My earlier guide to fare evading involved fare evasion on trams. Since moving house though, I've been catching the bus to and from work, and this has forced me to update my modus operandi.
At first the bus seemed far more expensive than the tram. I had to validate every time and could only save money by buying a weekly concession ticket, secure in the knowledge that the drivers would never check my concession card – or lack thereof.
Luckily the Victorian Government is the fare evader’s friend. At vast expense they have installed the Myki touch-card system. This new technology means fare evasion is, once more, a gentlemen’s sport.
Bus-based Myki fare evasion can be played at one of three levels. You may incorporate the skills you have developed in the lower levels when playing at the higher.
Level 1 (the ‘Double-Blind’): Simply have on your person a Myki card and a Metcard. Both systems are notoriously unreliable and at least twice a week you will be able to walk straight on with an apologetic smile and rueful wave of the offending card, as you are unable to validate it at the red-lit machine.
Level 2 (the ‘Swagger’): Brazenly step on the bus and wave your Myki in an ineffective manner across the scanner. Swiping quickly, or closer to the display, rather than the actual sensor area, means that most often you won’t be charged. By placing your body between the reader and driver, thereby obstructing the driver’s view, you can usually walk straight on and take your seat. Occasionally the driver may be roused from their torpidity and you will have to swipe properly or, if the scanner is facing towards the back of the bus, endure the beady eyes of fellow passengers.

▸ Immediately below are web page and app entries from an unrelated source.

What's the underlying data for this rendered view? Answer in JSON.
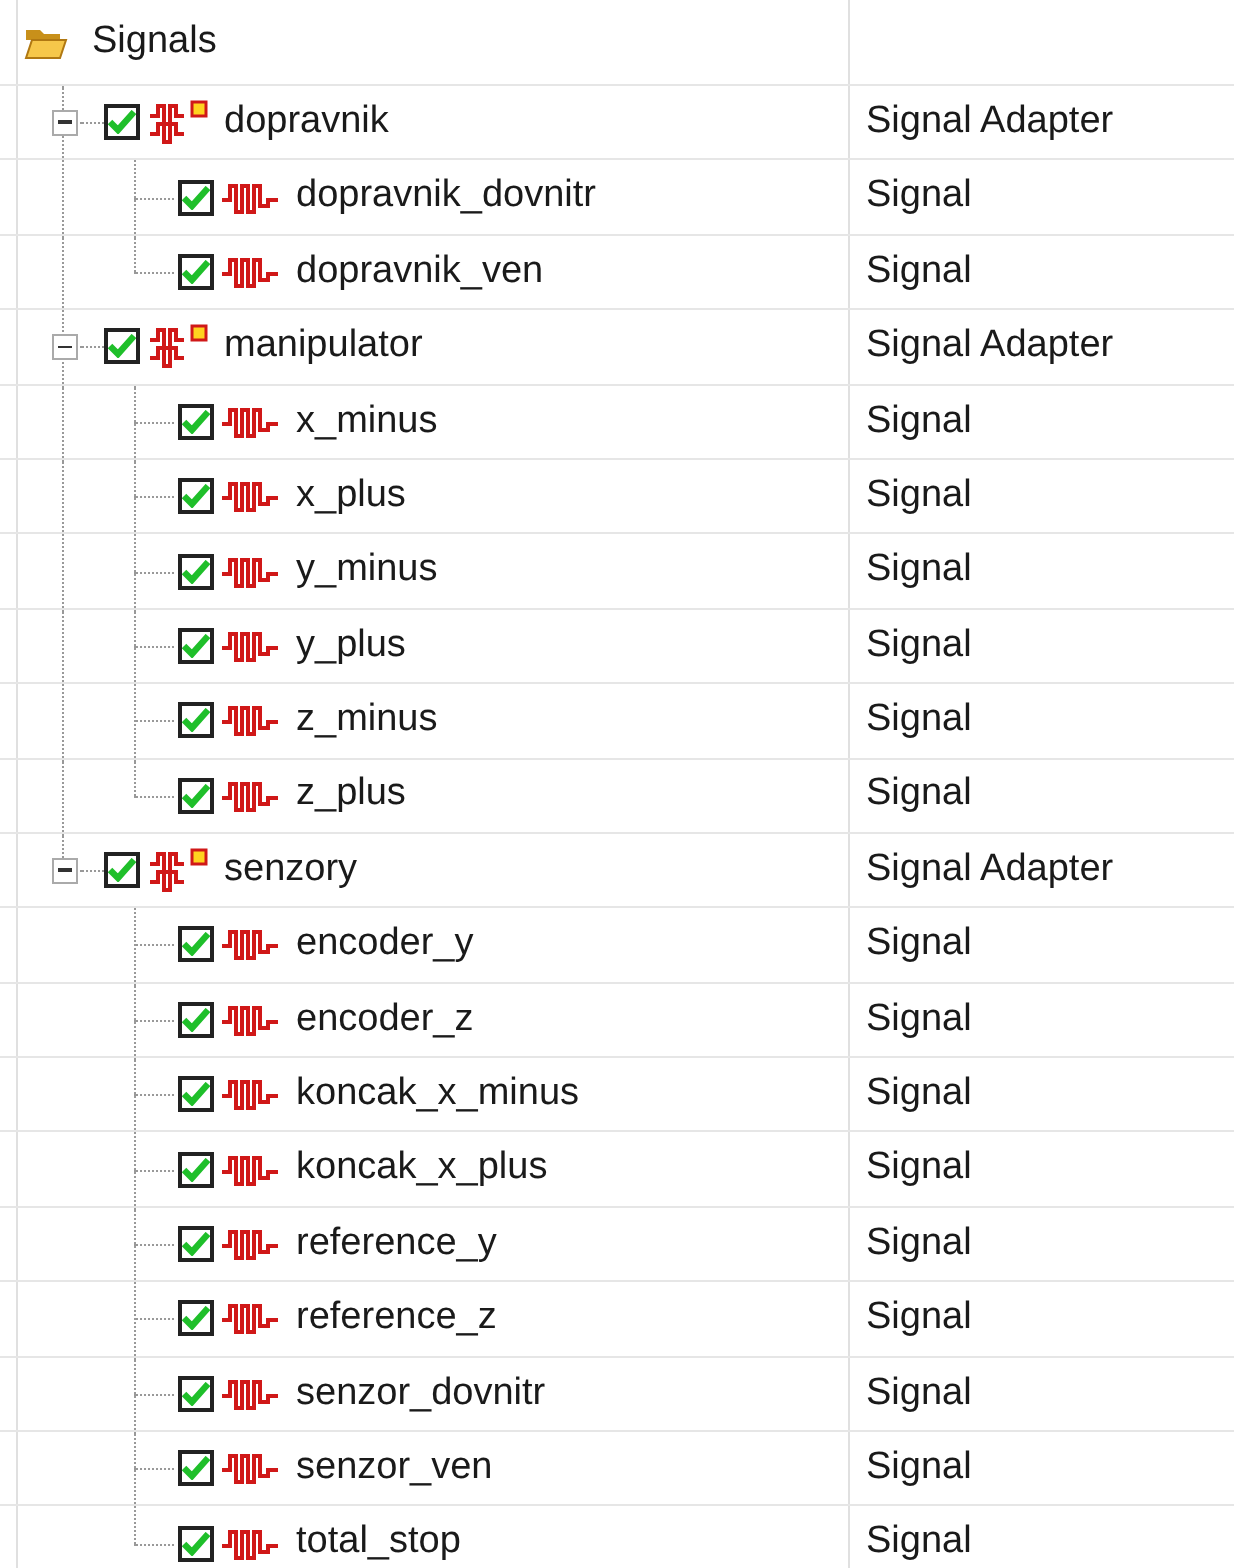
{
  "tree": {
    "label": "Signals",
    "children": [
      {
        "label": "dopravnik",
        "type": "Signal Adapter",
        "checked": true,
        "expanded": true,
        "children": [
          {
            "label": "dopravnik_dovnitr",
            "type": "Signal",
            "checked": true
          },
          {
            "label": "dopravnik_ven",
            "type": "Signal",
            "checked": true
          }
        ]
      },
      {
        "label": "manipulator",
        "type": "Signal Adapter",
        "checked": true,
        "expanded": true,
        "children": [
          {
            "label": "x_minus",
            "type": "Signal",
            "checked": true
          },
          {
            "label": "x_plus",
            "type": "Signal",
            "checked": true
          },
          {
            "label": "y_minus",
            "type": "Signal",
            "checked": true
          },
          {
            "label": "y_plus",
            "type": "Signal",
            "checked": true
          },
          {
            "label": "z_minus",
            "type": "Signal",
            "checked": true
          },
          {
            "label": "z_plus",
            "type": "Signal",
            "checked": true
          }
        ]
      },
      {
        "label": "senzory",
        "type": "Signal Adapter",
        "checked": true,
        "expanded": true,
        "children": [
          {
            "label": "encoder_y",
            "type": "Signal",
            "checked": true
          },
          {
            "label": "encoder_z",
            "type": "Signal",
            "checked": true
          },
          {
            "label": "koncak_x_minus",
            "type": "Signal",
            "checked": true
          },
          {
            "label": "koncak_x_plus",
            "type": "Signal",
            "checked": true
          },
          {
            "label": "reference_y",
            "type": "Signal",
            "checked": true
          },
          {
            "label": "reference_z",
            "type": "Signal",
            "checked": true
          },
          {
            "label": "senzor_dovnitr",
            "type": "Signal",
            "checked": true
          },
          {
            "label": "senzor_ven",
            "type": "Signal",
            "checked": true
          },
          {
            "label": "total_stop",
            "type": "Signal",
            "checked": true
          }
        ]
      }
    ]
  }
}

Level 3 (the ‘le Carre’): For over twelve months the ‘Swagger’ was all I needed. It wasn’t great, but it allowed me to dodge 60-70% of the fares I would otherwise have paid. Then Myki upped the ante and I was forced to a new level of deviousness, a level where I now manage to avoid paying anything at all for public transport.
One morning I noticed that the ‘beep’ sound that occurred when a Myki was correctly swiped was suddenly much louder. The ‘Swagger’ was still good, but it was increasingly obvious that I wasn’t paying. Luckily there are a number of videos on YouTube where people have recorded themselves using a Myki card. By downloading one of these, then editing it into an mp3 file I was able to put the sound of a ‘successful touch-on’ on my phone. Now, when I get on the bus I simply hold my phone and Myki together, wave the card near the reader and play the sound file. Perfection.
Catching the bus